1) aldosterone metabolism genes
- aldosterone synthase/11B-hydroxylase/ 17a-hydroxylase
- leads to hyperaldosteronism

2) genes related to proteins that influence sodium reabsorption
- Liddle syndrome (gain of function in Na+ channels in the DCTs)


The 3 forms of small vessel changes that leads to HTN

1) hyaline arteriolosclerosis
- causes benign HTN
- marked by thick pink hyaline thickening of the arteriolar wall as and luminal narrowing
- stem from plasma components leaking across injured EC into vessel walls and increased ECM production
- common in older patients, patients with chronic NON-SEVERE HTN or diabetic patients

2) hyperplastic arteriolosclerosis
- causes SEVERE HTN
- vessels show “onion-skin” and concentric laminated thickening of the arteriolar walls

3) necrotizing arteriolitis
- casues malignant HTN/ caused by malignant HTN


Oral and neural component of the pituitary gland

Oral = outpocketing of the ectoderm from the roof of the primitive mouth
- forms the hypophyseal pouch of the pituitary gland and the anterior adenohypophysis

Neural = neurohypophyseal bud growing down from the floor of the future diencephalon as the infundibulum that attaches to the brain
- for a the posterior neurohypophysis

**because of this, the pituitary gland can actually be considered two separate glands in 1
- posterior neurohypophysis
- anterior adenohypophysis**


What hormones are secreted via the pituitary that function in blood pressure and blood volume
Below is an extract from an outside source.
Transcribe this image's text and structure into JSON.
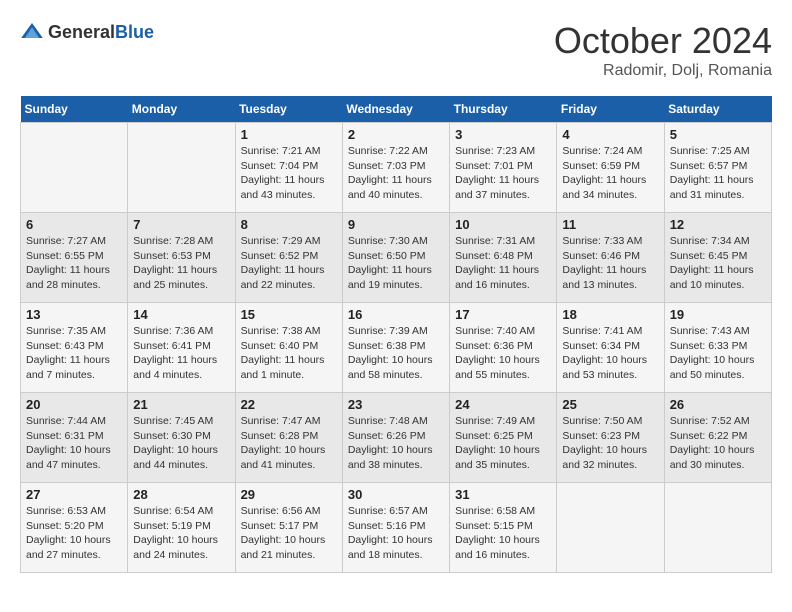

ADH hormone (arginine vasopressin)
- is released in response to increased blood tonicity via the osmoreceptors in the hypothalamus
- secreted via supraoptic neurons
- function = increases permeability of the collecting ducts to water and allows reabsorption of water

- stimulates contractions of mammillary glands and uterine smooth muscle cells


Diabetes insipidus

Caused by underlying ADH deficiency
- polyuria is seen since the kidney cant reabsorb water properly

- polyuria
- polydipsia
- excessive thirst

Caused by
- head trauma
- tumors
- inflammatory disorders
- surgical complications
- idiopathic

**can be central or nephrogenic**
- central = not releasing enough ADH
- nephrogenic = DCT/CD cells dont respond to ADH (but there are normal levels)

Both types present with increased serum sodium and osmolality and very dilute urine with low specific gravity


Syndrome of inappropriate ADH

Too much ADH being produced causes excess water reabsoption and produces decreased serum osmolaitiy and sodium concentration (hyponatremia)
- also cerebral edema and neurological symptoms
- **TBW is increased but blood volume remains NORMAL (peripheral edema does not develop since water goes into the intracellular space)**

- head trauma
- cancer
- certain medications


Blood pressure is a function of what?

Cardiac output and peripheral vascular resistance

Cardiac output = stroke volume x heart rate

Peripheral resistance = arteriole resistance and vasomotor tone


how does atrial naturetic peptides work?

Get released in response to high levels of blood (volume expansion)
-essentially reverses aldosterone effects (inhibits sodium reabsorption and retains K+)
- also induces vasodilation


Malignant HTN

Accounts for 5% of HTN patients

Shows rapidly rising BP that if left untreated leads to death within 1-2yrs

Usually presents with severe HTN (> 180/120) and frequently shows renal failure signs and retinal hemorrhages

Also often superimposed on preexisting benign HTN